Of course, if you struggled with alcoholism and that is a huge part of your life, it may be a big deal that you don't drink and you should state so. However, if you’re trying to cut down or just aren’t a big drinker, oftentimes we make a bigger deal out if it than it actually is. It goes the same for when we feel so self conscious about our looks, when in reality nobody really cares because everyone is concerned with their own looks. All of our problems are magnified for us because we’re the main star in our own movies. Once I understood that
so where do i stand with booze now?
As I put that old Lee to sleep, I'd be lying if I said I wasn't a bit ashamed of my dark past. As I got more into the world world I started holding onto these beliefs that any darkness, even a dark past of drinking, meant that I was not truly healthy or "pure" or whatever. Now, I see it's all part of the journey, its all part of my story, and I have no regrets.
Will I ever drink again? I consider myself "sober curious". The last time I had a drink was January 4, 2018. Up until now, I drank on very few occasions. Maybe one day I'll call myself truly sober. I may want a glass of champagne on my wedding day, but I'm not betting on it, and below are the reasons why.
Hangovers= cloudy mind Ever had a hangover? Then you know what it feels like to wake up feeling like you got hit by a truck. Sure, a fun night out with friends is great, but is it really worth it when the entire following day is wasted? When I was struggling with partying, my hangovers rendered me pretty much useless in bed watching Netflix all day, dreaming about my aspirations but certainly not doing anything about them.
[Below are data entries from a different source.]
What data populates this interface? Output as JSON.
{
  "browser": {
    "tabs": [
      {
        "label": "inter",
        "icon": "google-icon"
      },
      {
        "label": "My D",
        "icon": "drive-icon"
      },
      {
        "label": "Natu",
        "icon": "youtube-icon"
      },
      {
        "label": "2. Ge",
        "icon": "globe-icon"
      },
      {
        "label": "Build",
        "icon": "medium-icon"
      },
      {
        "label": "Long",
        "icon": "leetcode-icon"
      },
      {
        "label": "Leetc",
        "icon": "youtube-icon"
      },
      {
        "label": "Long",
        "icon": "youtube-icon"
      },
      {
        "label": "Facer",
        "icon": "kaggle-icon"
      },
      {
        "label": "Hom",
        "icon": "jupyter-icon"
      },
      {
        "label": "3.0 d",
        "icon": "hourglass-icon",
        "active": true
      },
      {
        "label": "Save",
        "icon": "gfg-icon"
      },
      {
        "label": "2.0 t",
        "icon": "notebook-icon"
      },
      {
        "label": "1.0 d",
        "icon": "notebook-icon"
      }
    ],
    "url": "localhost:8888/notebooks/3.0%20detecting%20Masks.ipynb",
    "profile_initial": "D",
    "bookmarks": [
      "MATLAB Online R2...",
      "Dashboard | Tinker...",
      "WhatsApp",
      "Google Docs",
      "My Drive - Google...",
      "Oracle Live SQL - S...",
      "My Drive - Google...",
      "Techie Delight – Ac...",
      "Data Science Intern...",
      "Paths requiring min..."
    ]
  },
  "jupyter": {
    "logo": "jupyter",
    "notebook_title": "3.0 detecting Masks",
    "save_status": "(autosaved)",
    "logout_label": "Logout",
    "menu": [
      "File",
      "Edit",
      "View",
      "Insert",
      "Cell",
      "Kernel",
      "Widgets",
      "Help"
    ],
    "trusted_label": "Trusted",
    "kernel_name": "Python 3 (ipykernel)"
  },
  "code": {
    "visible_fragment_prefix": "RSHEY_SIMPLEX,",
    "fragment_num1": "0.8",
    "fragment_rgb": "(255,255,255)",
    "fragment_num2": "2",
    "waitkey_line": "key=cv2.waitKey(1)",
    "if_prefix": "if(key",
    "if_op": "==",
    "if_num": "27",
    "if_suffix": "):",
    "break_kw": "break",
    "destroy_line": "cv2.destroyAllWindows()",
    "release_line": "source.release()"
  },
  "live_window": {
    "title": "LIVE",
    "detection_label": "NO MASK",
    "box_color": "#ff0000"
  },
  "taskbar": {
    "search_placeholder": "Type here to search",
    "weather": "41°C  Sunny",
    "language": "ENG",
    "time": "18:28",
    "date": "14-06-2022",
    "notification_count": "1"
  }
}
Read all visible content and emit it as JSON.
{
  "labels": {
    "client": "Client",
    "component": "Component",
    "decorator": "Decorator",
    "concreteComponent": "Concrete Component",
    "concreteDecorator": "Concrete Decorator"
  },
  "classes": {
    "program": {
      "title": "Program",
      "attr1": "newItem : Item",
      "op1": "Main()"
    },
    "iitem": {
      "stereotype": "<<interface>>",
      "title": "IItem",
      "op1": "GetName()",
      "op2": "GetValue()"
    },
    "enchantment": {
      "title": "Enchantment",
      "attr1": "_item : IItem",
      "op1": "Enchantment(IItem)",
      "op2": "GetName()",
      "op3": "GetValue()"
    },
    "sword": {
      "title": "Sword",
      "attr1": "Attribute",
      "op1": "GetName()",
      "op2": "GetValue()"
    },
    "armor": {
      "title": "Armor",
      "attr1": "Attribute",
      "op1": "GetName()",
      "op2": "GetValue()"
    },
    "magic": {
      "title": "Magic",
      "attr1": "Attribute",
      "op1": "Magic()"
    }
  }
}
I don’t need booze to feel loosened up, I want to be myself. There was a point in my life when I turned to booze to feel loose, funny, confident, and sexy. But as I abstained from drinking, I started going on a “inner-journey” as one might call it. I was no longer abusing alcohol or drugs to feel good, instead I was feeling good just by being….well, me! This gave me the confidence to really show myself and know that I didnt need a drink in me to approach someone or feel relaxed. I have my own toolbox kit that I practice and none of them require a shot of tequila.
It’s no surprise that booze is a toxin. Alcohol severely dehydrates your body. It can cause inflammation and over stress your liver. It can affect blood sugar levels by effecting the functioning of your pancreas. It also effects your central nervous system, immune system, digestive system and your mood.
Addictive tendencies: By this point, I know myself pretty well, and I know I have an addictive personality. There are many different "theories" of addictive people, and though I'm not an expert, I know I'm an addictive person. Addiction runs in my family, and many believe "addictive personalities" are highly genetic, either by nature or nurture. At first it was an eating disorder, followed by toxic relationships, cigarettes, partying, then exercise. That's right, you can even get addicted to health and wellness and obsess over it (it's called orthorexia!). At this point, I am well aware of my behavior and that has been key for me to not take things...ANY things, out of hand. Just knowing I have the tendency has been life-changing for me in staying SUPER honest with myself.
I've been in and out of therapy for 10 years and love it so much. A trained professional is ideal for helping one recognize and change a destructive behavior. A support system is also vital. We can't do this all alone! Though in my story I never went through a 12-step program or in patient center for alcoholism, doesn't mean you should not. I was lucky to be able to pull myself out of it, but there is not shame in asking for help.
Do you drink? Have you been able to break the cycle from booze and partying to a healthier lifestyle? I'd love to hear from you in the comments section.